▶ Your task
What you print must match the data line for line.

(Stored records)
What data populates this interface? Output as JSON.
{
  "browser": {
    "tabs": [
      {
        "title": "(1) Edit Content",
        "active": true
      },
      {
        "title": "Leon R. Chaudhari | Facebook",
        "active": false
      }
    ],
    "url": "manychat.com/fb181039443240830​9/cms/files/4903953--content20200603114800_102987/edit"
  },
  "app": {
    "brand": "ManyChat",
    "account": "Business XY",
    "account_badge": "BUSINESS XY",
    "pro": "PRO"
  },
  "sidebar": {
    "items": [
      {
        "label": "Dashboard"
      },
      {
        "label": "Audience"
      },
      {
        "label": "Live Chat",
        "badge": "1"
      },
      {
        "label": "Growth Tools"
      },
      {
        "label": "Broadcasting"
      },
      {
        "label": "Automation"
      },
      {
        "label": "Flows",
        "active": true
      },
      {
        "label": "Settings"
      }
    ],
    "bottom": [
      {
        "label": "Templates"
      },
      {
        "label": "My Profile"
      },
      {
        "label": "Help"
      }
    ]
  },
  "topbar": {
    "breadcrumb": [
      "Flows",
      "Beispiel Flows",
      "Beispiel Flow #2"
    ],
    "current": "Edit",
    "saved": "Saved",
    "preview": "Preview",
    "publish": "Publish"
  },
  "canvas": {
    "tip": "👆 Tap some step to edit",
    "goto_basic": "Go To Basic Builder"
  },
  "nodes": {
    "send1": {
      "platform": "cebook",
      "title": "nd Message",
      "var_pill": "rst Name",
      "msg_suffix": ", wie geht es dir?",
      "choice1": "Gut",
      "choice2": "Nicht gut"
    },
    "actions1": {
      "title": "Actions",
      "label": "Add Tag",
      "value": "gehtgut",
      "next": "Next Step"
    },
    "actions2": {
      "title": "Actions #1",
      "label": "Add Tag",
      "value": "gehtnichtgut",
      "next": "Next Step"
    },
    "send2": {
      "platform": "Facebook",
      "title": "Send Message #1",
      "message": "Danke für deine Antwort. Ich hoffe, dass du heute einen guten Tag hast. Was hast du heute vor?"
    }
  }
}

▶ Answer space
What data populates this interface? Output as JSON.
{
  "browser": {
    "tabs": [
      {
        "title": "(1) Edit Content",
        "active": true
      },
      {
        "title": "Leon R. Chaudhari | Facebook",
        "active": false
      }
    ],
    "url": "manychat.com/fb181039443240830​9/cms/files/4903953--content20200603114800_102987/edit"
  },
  "app": {
    "brand": "ManyChat",
    "account": "Business XY",
    "account_badge": "BUSINESS XY",
    "pro": "PRO"
  },
  "sidebar": {
    "items": [
      {
        "label": "Dashboard"
      },
      {
        "label": "Audience"
      },
      {
        "label": "Live Chat",
        "badge": "1"
      },
      {
        "label": "Growth Tools"
      },
      {
        "label": "Broadcasting"
      },
      {
        "label": "Automation"
      },
      {
        "label": "Flows",
        "active": true
      },
      {
        "label": "Settings"
      }
    ],
    "bottom": [
      {
        "label": "Templates"
      },
      {
        "label": "My Profile"
      },
      {
        "label": "Help"
      }
    ]
  },
  "topbar": {
    "breadcrumb": [
      "Flows",
      "Beispiel Flows",
      "Beispiel Flow #2"
    ],
    "current": "Edit",
    "saved": "Saved",
    "preview": "Preview",
    "publish": "Publish"
  },
  "canvas": {
    "tip": "👆 Tap some step to edit",
    "goto_basic": "Go To Basic Builder"
  },
  "nodes": {
    "send1": {
      "platform": "cebook",
      "title": "nd Message",
      "var_pill": "rst Name",
      "msg_suffix": ", wie geht es dir?",
      "choice1": "Gut",
      "choice2": "Nicht gut"
    },
    "actions1": {
      "title": "Actions",
      "label": "Add Tag",
      "value": "gehtgut",
      "next": "Next Step"
    },
    "actions2": {
      "title": "Actions #1",
      "label": "Add Tag",
      "value": "gehtnichtgut",
      "next": "Next Step"
    },
    "send2": {
      "platform": "Facebook",
      "title": "Send Message #1",
      "message": "Danke für deine Antwort. Ich hoffe, dass du heute einen guten Tag hast. Was hast du heute vor?"
    }
  }
}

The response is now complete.